Let the Great World Spin, Irish-born writer Colum McCann’s well-received novel about 1970s New York City, won the National Book Award for fiction on Wednesday night. Other winners announced at the 60th annual ceremony in New York City included T.J. Stiles’ The First Tycoon: The Epic Life of Cornelius Vanderbilt for nonfiction, Keith Waldrop’s Transcendental Studies for poetry, and Phillip Hoose’s Claudette Colvin: Twice Toward Justice for young people’s literature. (Hoose, a finalist in the same category in 2001, won for his book about the African American civil rights pioneer who refused to give up her seat on a bus years before Rosa Parks.)

There was one more competitive prize announced at the black-tie dinner at Manhattan’s Cipriani Wall Street, a Best of the National Book Awards Award. Based on 10,000 votes from the reading public, one title emerged as the favorite of all the winners in the prize’s 60-year history: Flannery O’Connor’s The Complete Stories, a posthumous collection that won the fiction prize in 1972.

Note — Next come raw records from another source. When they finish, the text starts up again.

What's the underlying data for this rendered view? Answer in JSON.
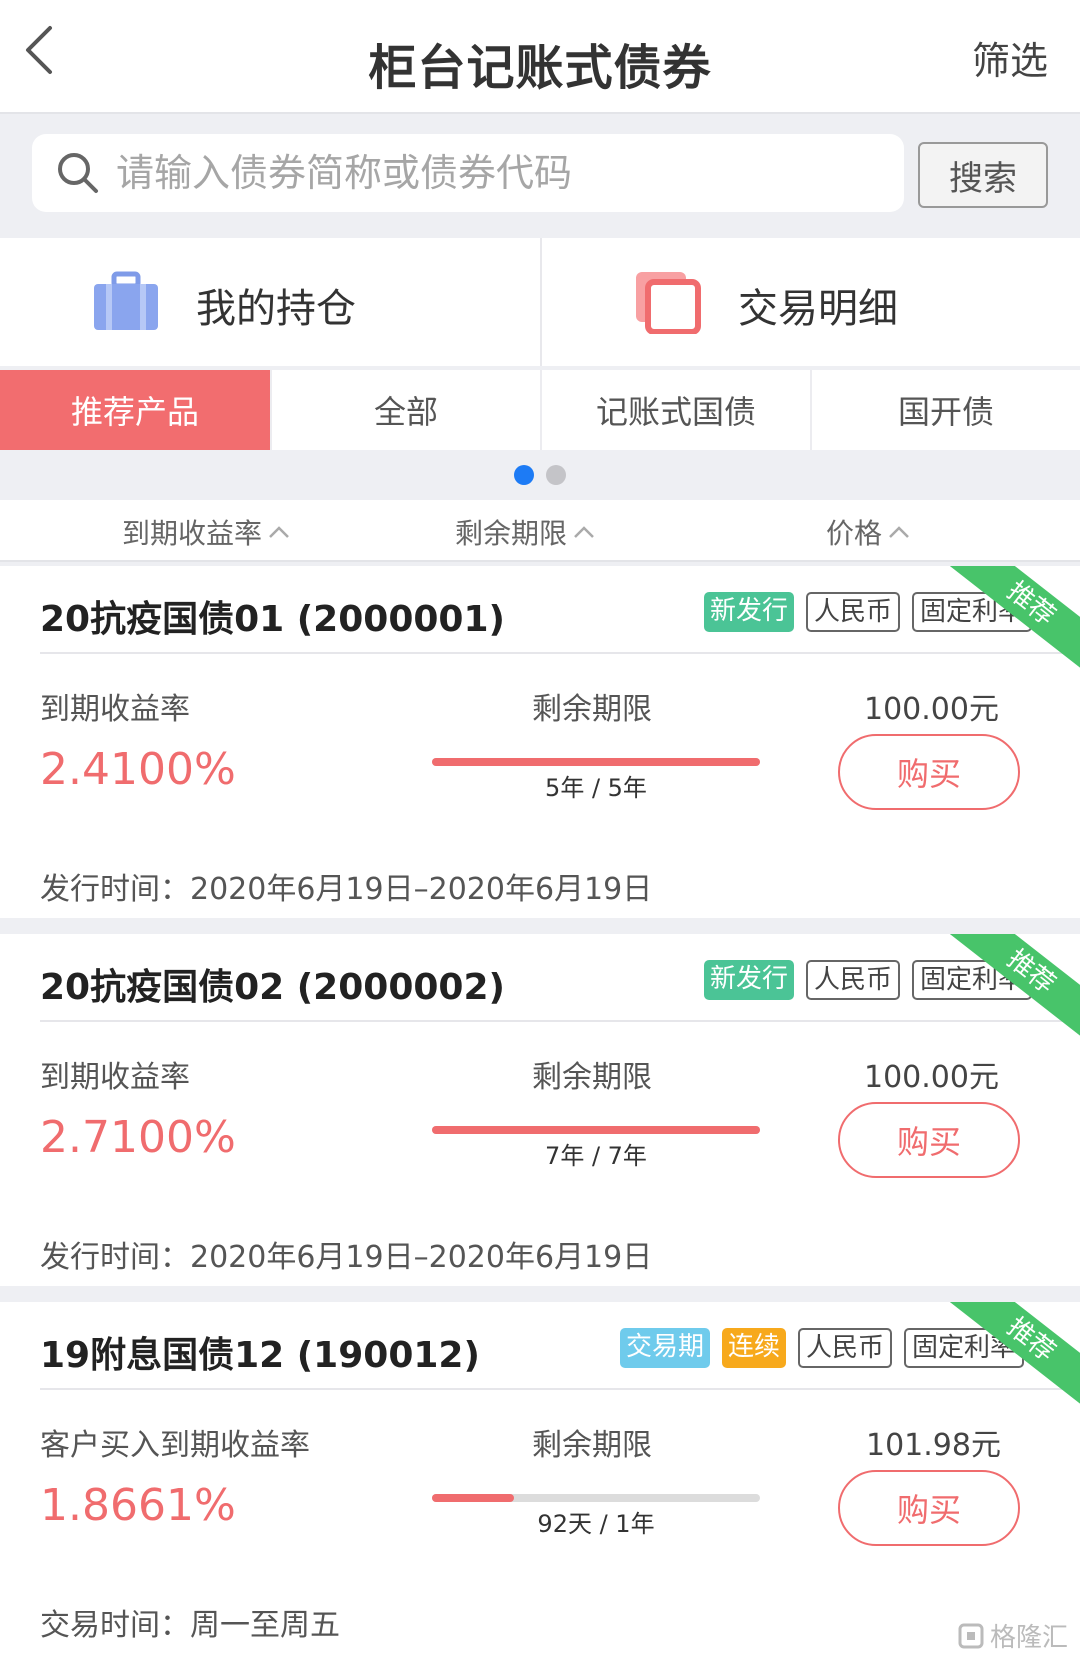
{
  "header": {
    "title": "柜台记账式债券",
    "filter_label": "筛选"
  },
  "search": {
    "placeholder": "请输入债券简称或债券代码",
    "button_label": "搜索"
  },
  "quick": {
    "holdings_label": "我的持仓",
    "details_label": "交易明细"
  },
  "tabs": [
    {
      "label": "推荐产品",
      "active": true
    },
    {
      "label": "全部"
    },
    {
      "label": "记账式国债"
    },
    {
      "label": "国开债"
    }
  ],
  "pager": {
    "current": 1,
    "total": 2
  },
  "sort": {
    "yield": "到期收益率",
    "term": "剩余期限",
    "price": "价格"
  },
  "bonds": [
    {
      "name": "20抗疫国债01 (2000001)",
      "tags": [
        "新发行",
        "人民币",
        "固定利率"
      ],
      "ribbon": "推荐",
      "yield_label": "到期收益率",
      "yield": "2.4100%",
      "term_label": "剩余期限",
      "term_text": "5年 / 5年",
      "term_progress": 1.0,
      "price": "100.00元",
      "buy_label": "购买",
      "issue_text": "发行时间：2020年6月19日–2020年6月19日"
    },
    {
      "name": "20抗疫国债02 (2000002)",
      "tags": [
        "新发行",
        "人民币",
        "固定利率"
      ],
      "ribbon": "推荐",
      "yield_label": "到期收益率",
      "yield": "2.7100%",
      "term_label": "剩余期限",
      "term_text": "7年 / 7年",
      "term_progress": 1.0,
      "price": "100.00元",
      "buy_label": "购买",
      "issue_text": "发行时间：2020年6月19日–2020年6月19日"
    },
    {
      "name": "19附息国债12 (190012)",
      "tags": [
        "交易期",
        "连续",
        "人民币",
        "固定利率"
      ],
      "ribbon": "推荐",
      "yield_label": "客户买入到期收益率",
      "yield": "1.8661%",
      "term_label": "剩余期限",
      "term_text": "92天 / 1年",
      "term_progress": 0.25,
      "price": "101.98元",
      "buy_label": "购买",
      "issue_text": "交易时间：周一至周五"
    }
  ],
  "watermark": "格隆汇",
  "colors": {
    "accent": "#f06c6e",
    "green_tag": "#4bc496",
    "blue_tag": "#6fcbec",
    "orange_tag": "#f7a91c",
    "ribbon": "#48c46a",
    "dot_active": "#1d7bf5"
  }
}
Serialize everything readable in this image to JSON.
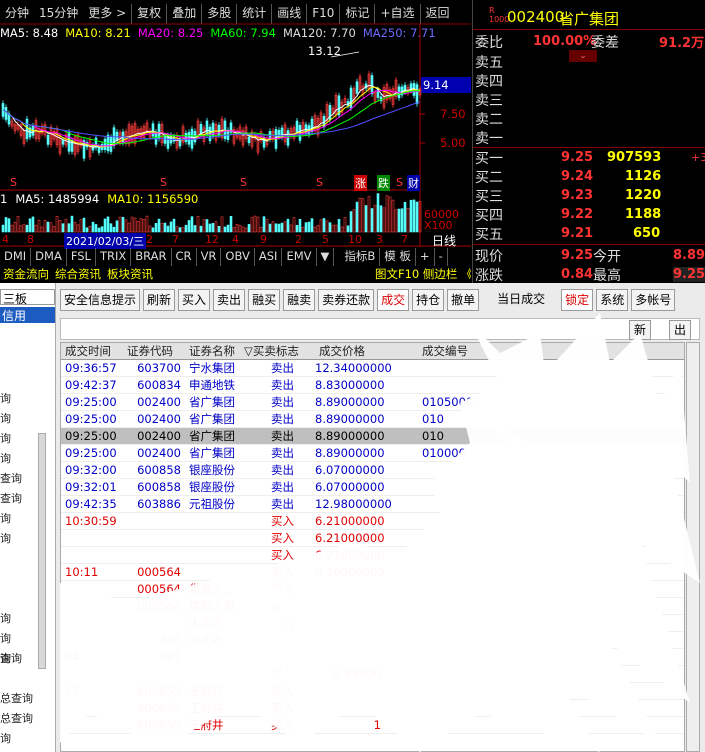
{
  "chart": {
    "top_items": [
      "分钟",
      "15分钟",
      "更多 >"
    ],
    "top_buttons": [
      "复权",
      "叠加",
      "多股",
      "统计",
      "画线",
      "F10",
      "标记",
      "+自选",
      "返回"
    ],
    "ma_legend": {
      "ma5": "MA5: 8.48",
      "ma10": "MA10: 8.21",
      "ma20": "MA20: 8.25",
      "ma60": "MA60: 7.94",
      "ma120": "MA120: 7.70",
      "ma250": "MA250: 7.71"
    },
    "peak_label": "13.12",
    "price_axis": [
      "9.14",
      "7.50",
      "5.00"
    ],
    "markers": {
      "s": "S",
      "zhang": "涨",
      "die": "跌",
      "cai": "财"
    },
    "volume_legend": {
      "prefix": "1",
      "ma5": "MA5: 1485994",
      "ma10": "MA10: 1156590"
    },
    "volume_axis": [
      "60000",
      "X100"
    ],
    "date_labels": [
      "4",
      "8",
      "2021/02/03/三",
      "2",
      "7",
      "12",
      "4",
      "9",
      "2",
      "5",
      "10",
      "3",
      "7"
    ],
    "indicator_tabs": [
      "DMI",
      "DMA",
      "FSL",
      "TRIX",
      "BRAR",
      "CR",
      "VR",
      "OBV",
      "ASI",
      "EMV",
      "▼"
    ],
    "indicator_right": [
      "指标B",
      "模 板",
      "+",
      "-"
    ],
    "period_label": "日线",
    "info_tabs": [
      "资金流向",
      "综合资讯",
      "板块资讯"
    ],
    "info_right": "图文F10 侧边栏 《",
    "colors": {
      "up": "#ff3c3c",
      "down": "#54fcfc",
      "ma5": "#ffffff",
      "ma10": "#ffff00",
      "ma20": "#ff00ff",
      "ma60": "#00ff00",
      "ma120": "#ffffff",
      "ma250": "#5050ff"
    }
  },
  "quote": {
    "code_prefix": "R\n1000",
    "code": "002400",
    "name": "省广集团",
    "ratio_label": "委比",
    "ratio_value": "100.00%",
    "diff_label": "委差",
    "diff_value": "91.2万",
    "sell_rows": [
      "卖五",
      "卖四",
      "卖三",
      "卖二",
      "卖一"
    ],
    "buy_rows": [
      {
        "label": "买一",
        "price": "9.25",
        "vol": "907593",
        "extra": "+3"
      },
      {
        "label": "买二",
        "price": "9.24",
        "vol": "1126",
        "extra": ""
      },
      {
        "label": "买三",
        "price": "9.23",
        "vol": "1220",
        "extra": ""
      },
      {
        "label": "买四",
        "price": "9.22",
        "vol": "1188",
        "extra": ""
      },
      {
        "label": "买五",
        "price": "9.21",
        "vol": "650",
        "extra": ""
      }
    ],
    "now_label": "现价",
    "now_value": "9.25",
    "open_label": "今开",
    "open_value": "8.89",
    "change_label": "涨跌",
    "change_value": "0.84",
    "high_label": "最高",
    "high_value": "9.25"
  },
  "sidebar": {
    "header": "三板",
    "active": "信用",
    "items": [
      "询",
      "询",
      "询",
      "询",
      "查询",
      "查询",
      "询",
      "询",
      "询",
      "询",
      "询",
      "查询",
      "总查询",
      "总查询",
      "询"
    ]
  },
  "toolbar": {
    "buttons": [
      "安全信息提示",
      "刷新",
      "买入",
      "卖出",
      "融买",
      "融卖",
      "卖券还款",
      "成交",
      "持仓",
      "撤单"
    ],
    "today_label": "当日成交",
    "right_buttons": [
      "锁定",
      "系统",
      "多帐号"
    ],
    "sub_buttons": [
      "新",
      "出"
    ]
  },
  "table": {
    "headers": [
      "成交时间",
      "证券代码",
      "证券名称",
      "▽买卖标志",
      "成交价格",
      "成交编号"
    ],
    "rows": [
      {
        "time": "09:36:57",
        "code": "603700",
        "name": "宁水集团",
        "side": "卖出",
        "price": "12.34000000",
        "no": "",
        "type": "sell"
      },
      {
        "time": "09:42:37",
        "code": "600834",
        "name": "申通地铁",
        "side": "卖出",
        "price": "8.83000000",
        "no": "",
        "type": "sell"
      },
      {
        "time": "09:25:00",
        "code": "002400",
        "name": "省广集团",
        "side": "卖出",
        "price": "8.89000000",
        "no": "0105000",
        "type": "sell"
      },
      {
        "time": "09:25:00",
        "code": "002400",
        "name": "省广集团",
        "side": "卖出",
        "price": "8.89000000",
        "no": "010",
        "type": "sell"
      },
      {
        "time": "09:25:00",
        "code": "002400",
        "name": "省广集团",
        "side": "卖出",
        "price": "8.89000000",
        "no": "010",
        "type": "selected"
      },
      {
        "time": "09:25:00",
        "code": "002400",
        "name": "省广集团",
        "side": "卖出",
        "price": "8.89000000",
        "no": "010000",
        "type": "sell"
      },
      {
        "time": "09:32:00",
        "code": "600858",
        "name": "银座股份",
        "side": "卖出",
        "price": "6.07000000",
        "no": "",
        "type": "sell"
      },
      {
        "time": "09:32:01",
        "code": "600858",
        "name": "银座股份",
        "side": "卖出",
        "price": "6.07000000",
        "no": "",
        "type": "sell"
      },
      {
        "time": "09:42:35",
        "code": "603886",
        "name": "元祖股份",
        "side": "卖出",
        "price": "12.98000000",
        "no": "",
        "type": "sell"
      },
      {
        "time": "10:30:59",
        "code": "",
        "name": "",
        "side": "买入",
        "price": "6.21000000",
        "no": "",
        "type": "buy"
      },
      {
        "time": "",
        "code": "",
        "name": "",
        "side": "买入",
        "price": "6.21000000",
        "no": "",
        "type": "buy"
      },
      {
        "time": "",
        "code": "",
        "name": "",
        "side": "买入",
        "price": "6.21000000",
        "no": "",
        "type": "buy"
      },
      {
        "time": "10:11",
        "code": "000564",
        "name": "",
        "side": "买入",
        "price": "6.16000000",
        "no": "",
        "type": "buy"
      },
      {
        "time": "",
        "code": "000564",
        "name": "供销大集",
        "side": "买入",
        "price": "",
        "no": "",
        "type": "buy"
      },
      {
        "time": "",
        "code": "000564",
        "name": "供销大集",
        "side": "买入",
        "price": "",
        "no": "",
        "type": "buy"
      },
      {
        "time": "",
        "code": "",
        "name": "大北农",
        "side": "买入",
        "price": "",
        "no": "",
        "type": "buy"
      },
      {
        "time": "",
        "code": "385",
        "name": "大北农",
        "side": "",
        "price": "",
        "no": "",
        "type": "buy"
      },
      {
        "time": "04",
        "code": "385",
        "name": "",
        "side": "",
        "price": "",
        "no": "",
        "type": "buy"
      },
      {
        "time": "",
        "code": "",
        "name": "",
        "side": "买入",
        "price": "9.68000",
        "no": "",
        "type": "buy"
      },
      {
        "time": "17",
        "code": "600859",
        "name": "王府井",
        "side": "买入",
        "price": "",
        "no": "",
        "type": "buy"
      },
      {
        "time": "",
        "code": "600859",
        "name": "王府井",
        "side": "买入",
        "price": "",
        "no": "",
        "type": "buy"
      },
      {
        "time": "",
        "code": "600859",
        "name": "王府井",
        "side": "买入",
        "price": "1",
        "no": "",
        "type": "buy"
      }
    ]
  }
}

The National Book Foundation, which administers the prizes (worth $10,000 each), also presented honorary medals to Gore Vidal for distinguished contribution to American letters and to author/activist/McSweeney’s founder Dave Eggers (the Literarian Award).